▶ **Work to be completed**: From the first line to the last, please print the entries exactly, omitting pictures.

▶ **Information given**:
>>>>>

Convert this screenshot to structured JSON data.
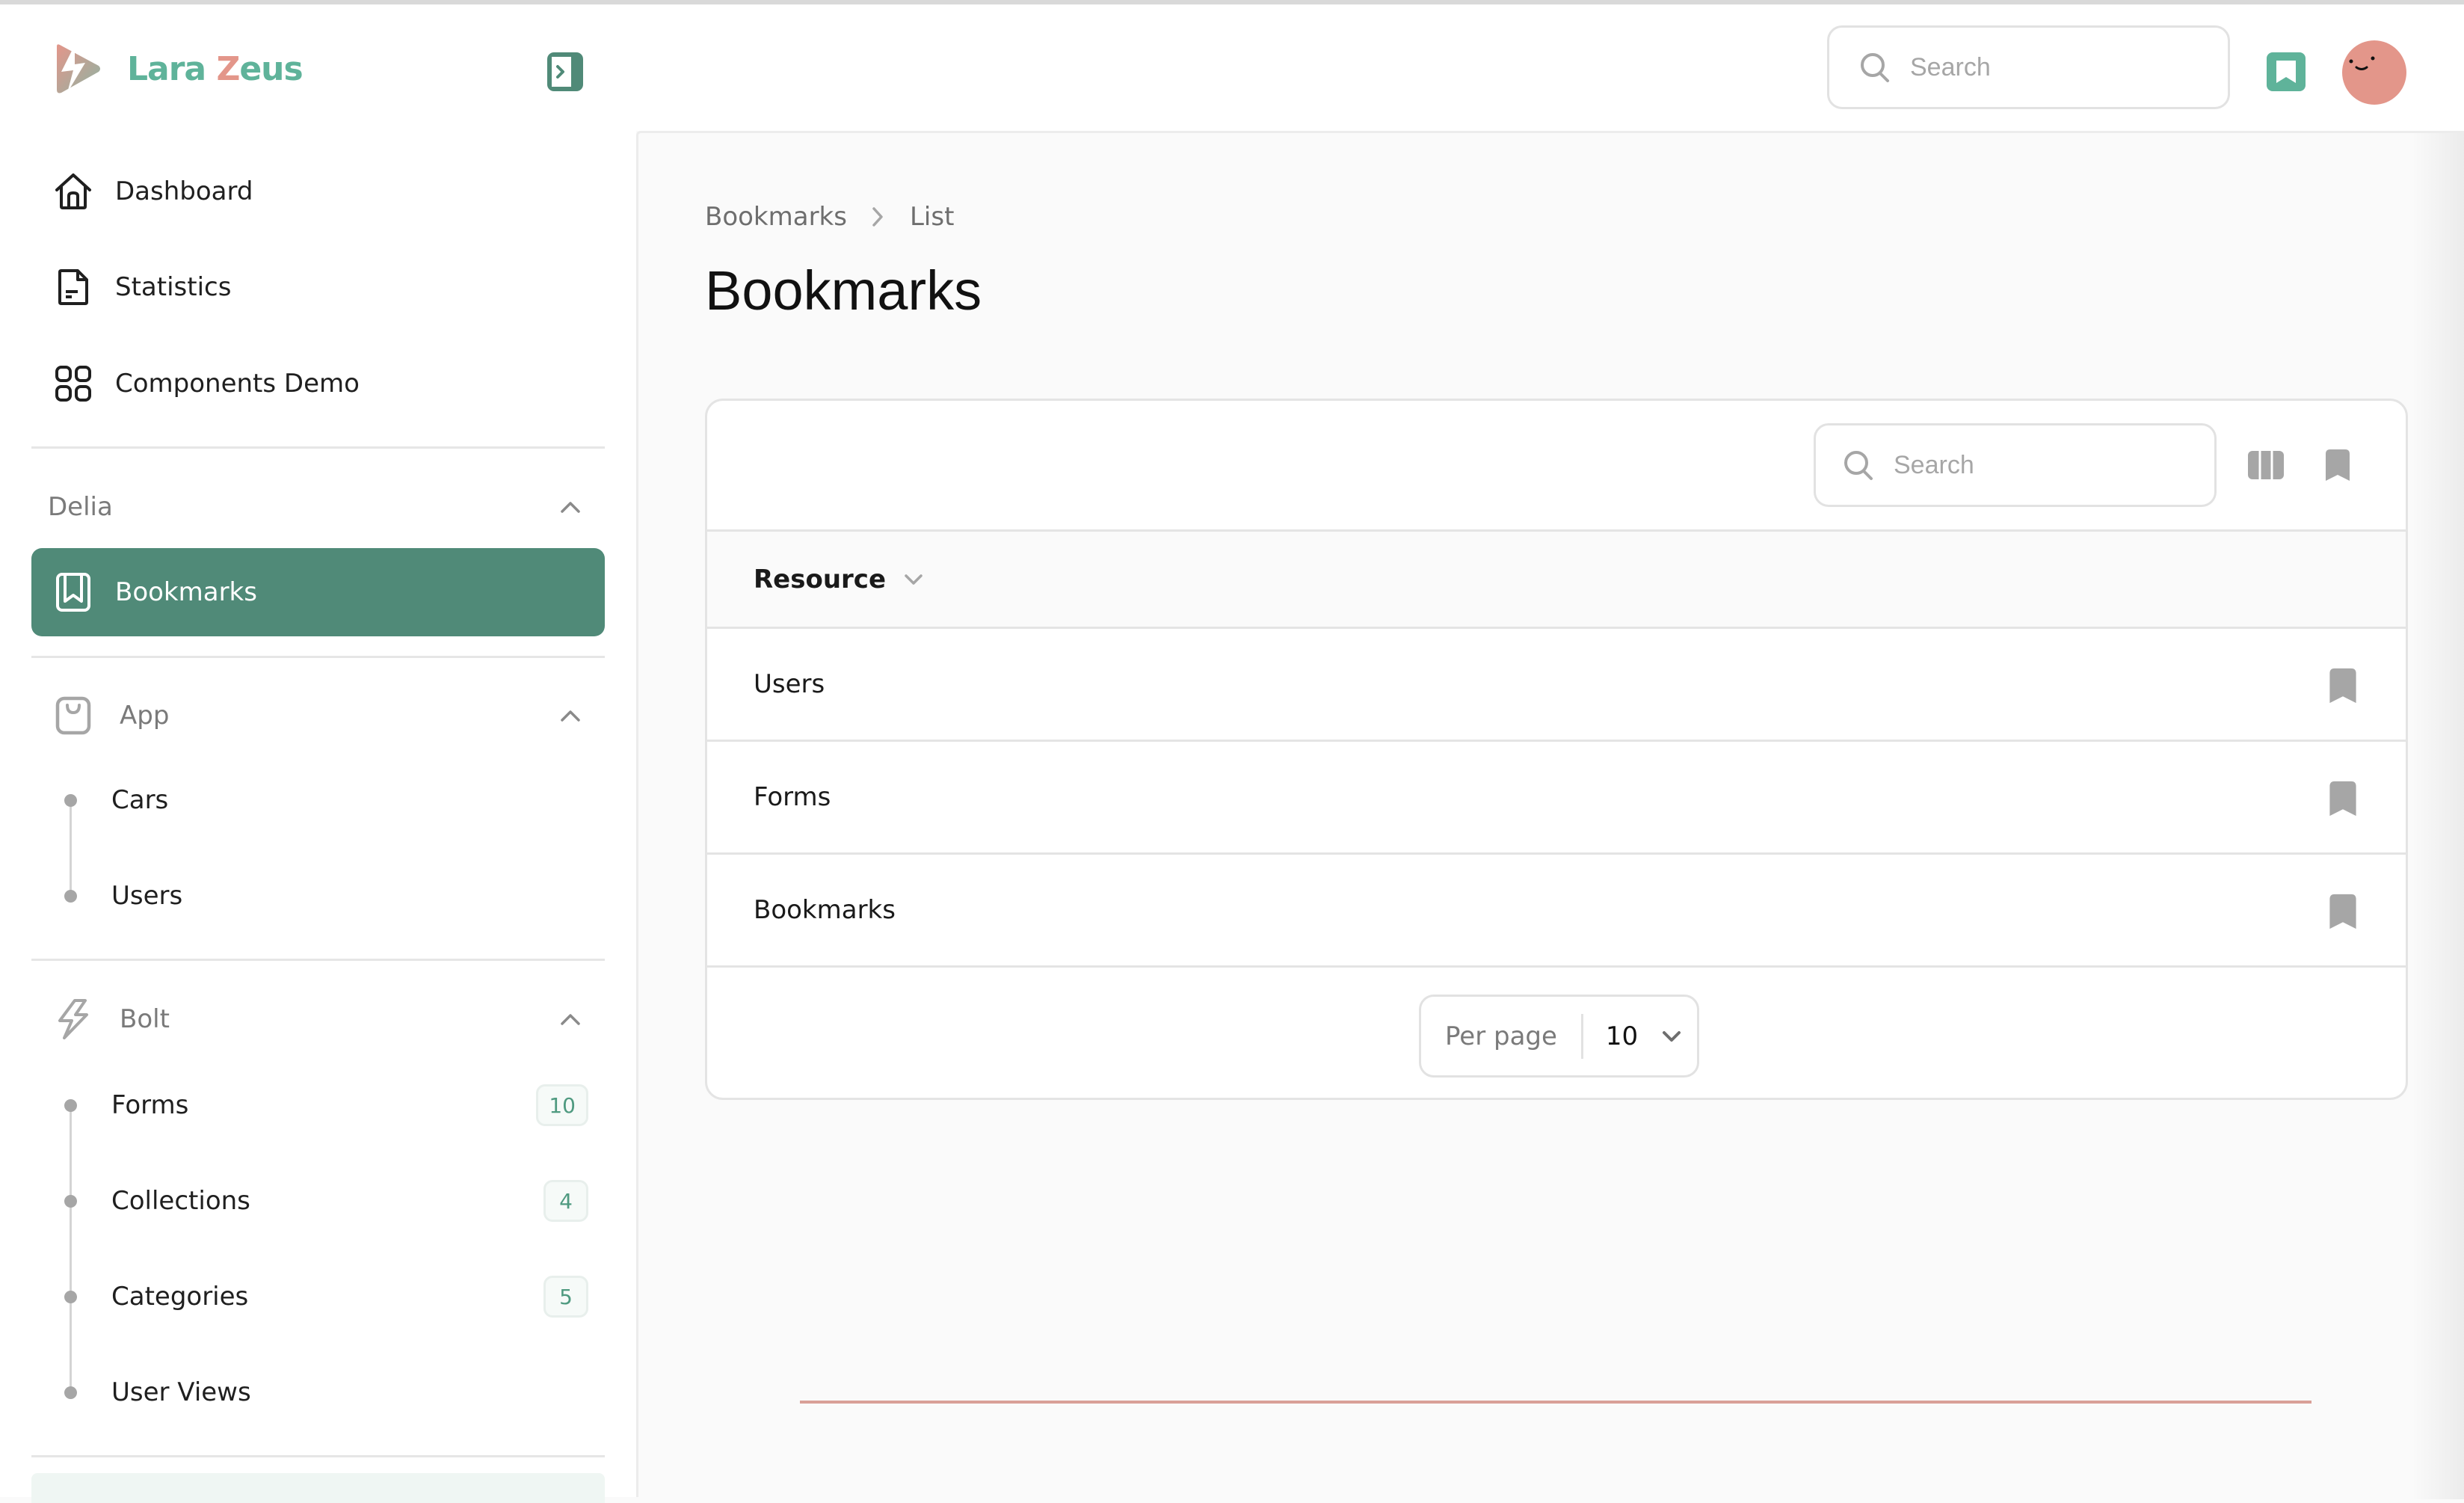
{
  "app": {
    "brand_first": "Lara ",
    "brand_z": "Z",
    "brand_rest": "eus",
    "colors": {
      "brand_teal": "#5fb39a",
      "brand_salmon": "#e3968a",
      "active_nav": "#508a78",
      "badge_text": "#4f9a80",
      "footer_link": "#e0614e"
    }
  },
  "topbar": {
    "search_placeholder": "Search",
    "search_value": "",
    "icons": {
      "collapse": "sidebar-expand-icon",
      "search": "search-icon",
      "bookmarks": "bookmark-icon",
      "avatar": "user-avatar"
    }
  },
  "sidebar": {
    "main_items": [
      {
        "label": "Dashboard",
        "icon": "home-icon"
      },
      {
        "label": "Statistics",
        "icon": "document-icon"
      },
      {
        "label": "Components Demo",
        "icon": "grid-icon"
      }
    ],
    "groups": [
      {
        "label": "Delia",
        "icon": null,
        "expanded": true,
        "items": [
          {
            "label": "Bookmarks",
            "icon": "bookmark-icon",
            "active": true
          }
        ]
      },
      {
        "label": "App",
        "icon": "shopping-bag-icon",
        "expanded": true,
        "items": [
          {
            "label": "Cars"
          },
          {
            "label": "Users"
          }
        ]
      },
      {
        "label": "Bolt",
        "icon": "bolt-icon",
        "expanded": true,
        "items": [
          {
            "label": "Forms",
            "badge": "10"
          },
          {
            "label": "Collections",
            "badge": "4"
          },
          {
            "label": "Categories",
            "badge": "5"
          },
          {
            "label": "User Views"
          }
        ]
      }
    ]
  },
  "main": {
    "breadcrumb": [
      "Bookmarks",
      "List"
    ],
    "title": "Bookmarks",
    "table": {
      "search_placeholder": "Search",
      "search_value": "",
      "columns": [
        {
          "label": "Resource",
          "sortable": true
        }
      ],
      "rows": [
        {
          "resource": "Users",
          "bookmarked": true
        },
        {
          "resource": "Forms",
          "bookmarked": true
        },
        {
          "resource": "Bookmarks",
          "bookmarked": true
        }
      ],
      "pagination": {
        "per_page_label": "Per page",
        "per_page_value": "10"
      }
    },
    "footer": {
      "text_clipped": true
    }
  }
}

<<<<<

▶ **Solution for this task**:
Convert this screenshot to structured JSON data.
{
  "app": {
    "brand_first": "Lara ",
    "brand_z": "Z",
    "brand_rest": "eus",
    "colors": {
      "brand_teal": "#5fb39a",
      "brand_salmon": "#e3968a",
      "active_nav": "#508a78",
      "badge_text": "#4f9a80",
      "footer_link": "#e0614e"
    }
  },
  "topbar": {
    "search_placeholder": "Search",
    "search_value": "",
    "icons": {
      "collapse": "sidebar-expand-icon",
      "search": "search-icon",
      "bookmarks": "bookmark-icon",
      "avatar": "user-avatar"
    }
  },
  "sidebar": {
    "main_items": [
      {
        "label": "Dashboard",
        "icon": "home-icon"
      },
      {
        "label": "Statistics",
        "icon": "document-icon"
      },
      {
        "label": "Components Demo",
        "icon": "grid-icon"
      }
    ],
    "groups": [
      {
        "label": "Delia",
        "icon": null,
        "expanded": true,
        "items": [
          {
            "label": "Bookmarks",
            "icon": "bookmark-icon",
            "active": true
          }
        ]
      },
      {
        "label": "App",
        "icon": "shopping-bag-icon",
        "expanded": true,
        "items": [
          {
            "label": "Cars"
          },
          {
            "label": "Users"
          }
        ]
      },
      {
        "label": "Bolt",
        "icon": "bolt-icon",
        "expanded": true,
        "items": [
          {
            "label": "Forms",
            "badge": "10"
          },
          {
            "label": "Collections",
            "badge": "4"
          },
          {
            "label": "Categories",
            "badge": "5"
          },
          {
            "label": "User Views"
          }
        ]
      }
    ]
  },
  "main": {
    "breadcrumb": [
      "Bookmarks",
      "List"
    ],
    "title": "Bookmarks",
    "table": {
      "search_placeholder": "Search",
      "search_value": "",
      "columns": [
        {
          "label": "Resource",
          "sortable": true
        }
      ],
      "rows": [
        {
          "resource": "Users",
          "bookmarked": true
        },
        {
          "resource": "Forms",
          "bookmarked": true
        },
        {
          "resource": "Bookmarks",
          "bookmarked": true
        }
      ],
      "pagination": {
        "per_page_label": "Per page",
        "per_page_value": "10"
      }
    },
    "footer": {
      "text_clipped": true
    }
  }
}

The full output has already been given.